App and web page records
== Segment start ==

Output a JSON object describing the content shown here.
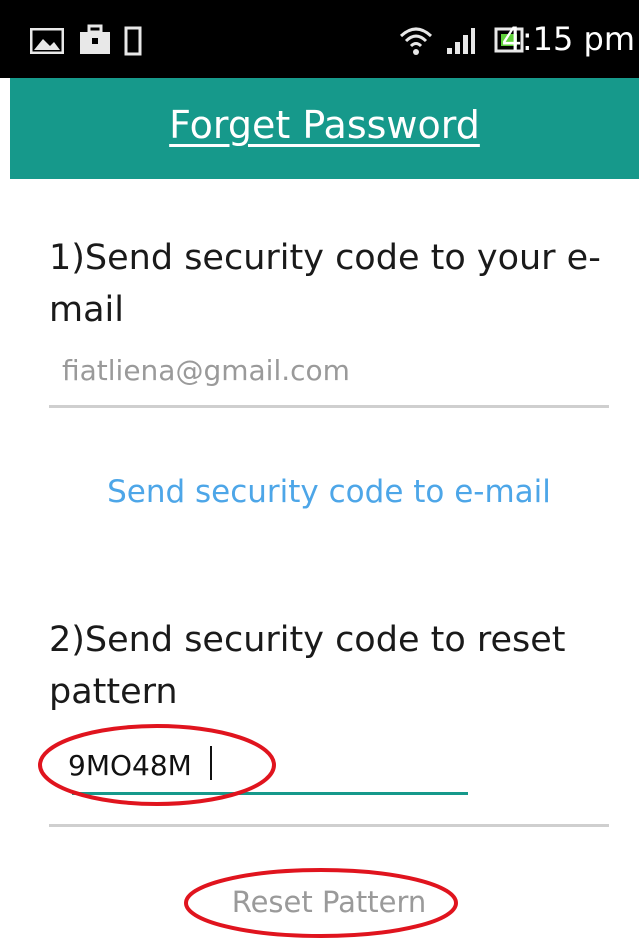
{
  "status_bar": {
    "time": "4:15 pm",
    "left_icons": [
      "picture-icon",
      "briefcase-icon",
      "phone-outline-icon"
    ],
    "right_icons": [
      "wifi-icon",
      "signal-icon",
      "battery-icon"
    ]
  },
  "toolbar": {
    "title": "Forget Password"
  },
  "email_section": {
    "heading": "1)Send security code to your e-mail",
    "email_value": "fiatliena@gmail.com",
    "send_button_label": "Send security code to e-mail"
  },
  "reset_section": {
    "heading": "2)Send security code to reset pattern",
    "code_value": "9MO48M",
    "reset_button_label": "Reset Pattern"
  },
  "colors": {
    "toolbar": "#16998b",
    "link": "#4da6e8",
    "annotation": "#e0141e"
  }
}
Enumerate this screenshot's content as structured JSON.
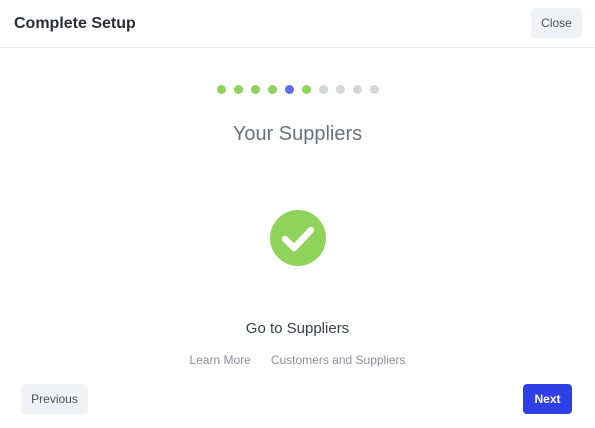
{
  "header": {
    "title": "Complete Setup",
    "close_label": "Close"
  },
  "progress": {
    "total_steps": 10,
    "current_step": 5,
    "completed_steps": [
      1,
      2,
      3,
      4,
      6
    ],
    "colors": {
      "done": "#8fd35a",
      "current": "#5b6fe8",
      "pending": "#d3d7dc"
    }
  },
  "main": {
    "section_title": "Your Suppliers",
    "status_icon": "check-circle-icon",
    "status_color": "#8fd35a",
    "action_label": "Go to Suppliers",
    "links": [
      {
        "label": "Learn More"
      },
      {
        "label": "Customers and Suppliers"
      }
    ]
  },
  "footer": {
    "previous_label": "Previous",
    "next_label": "Next",
    "accent": "#2f3fe8"
  }
}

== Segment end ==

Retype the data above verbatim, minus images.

Expected answer »
Output a JSON object describing the content shown here.
{
  "status_bar": {
    "time": "4:15 pm",
    "left_icons": [
      "picture-icon",
      "briefcase-icon",
      "phone-outline-icon"
    ],
    "right_icons": [
      "wifi-icon",
      "signal-icon",
      "battery-icon"
    ]
  },
  "toolbar": {
    "title": "Forget Password"
  },
  "email_section": {
    "heading": "1)Send security code to your e-mail",
    "email_value": "fiatliena@gmail.com",
    "send_button_label": "Send security code to e-mail"
  },
  "reset_section": {
    "heading": "2)Send security code to reset pattern",
    "code_value": "9MO48M",
    "reset_button_label": "Reset Pattern"
  },
  "colors": {
    "toolbar": "#16998b",
    "link": "#4da6e8",
    "annotation": "#e0141e"
  }
}
Enumerate this screenshot's content as structured JSON.
{
  "header": {
    "title": "Complete Setup",
    "close_label": "Close"
  },
  "progress": {
    "total_steps": 10,
    "current_step": 5,
    "completed_steps": [
      1,
      2,
      3,
      4,
      6
    ],
    "colors": {
      "done": "#8fd35a",
      "current": "#5b6fe8",
      "pending": "#d3d7dc"
    }
  },
  "main": {
    "section_title": "Your Suppliers",
    "status_icon": "check-circle-icon",
    "status_color": "#8fd35a",
    "action_label": "Go to Suppliers",
    "links": [
      {
        "label": "Learn More"
      },
      {
        "label": "Customers and Suppliers"
      }
    ]
  },
  "footer": {
    "previous_label": "Previous",
    "next_label": "Next",
    "accent": "#2f3fe8"
  }
}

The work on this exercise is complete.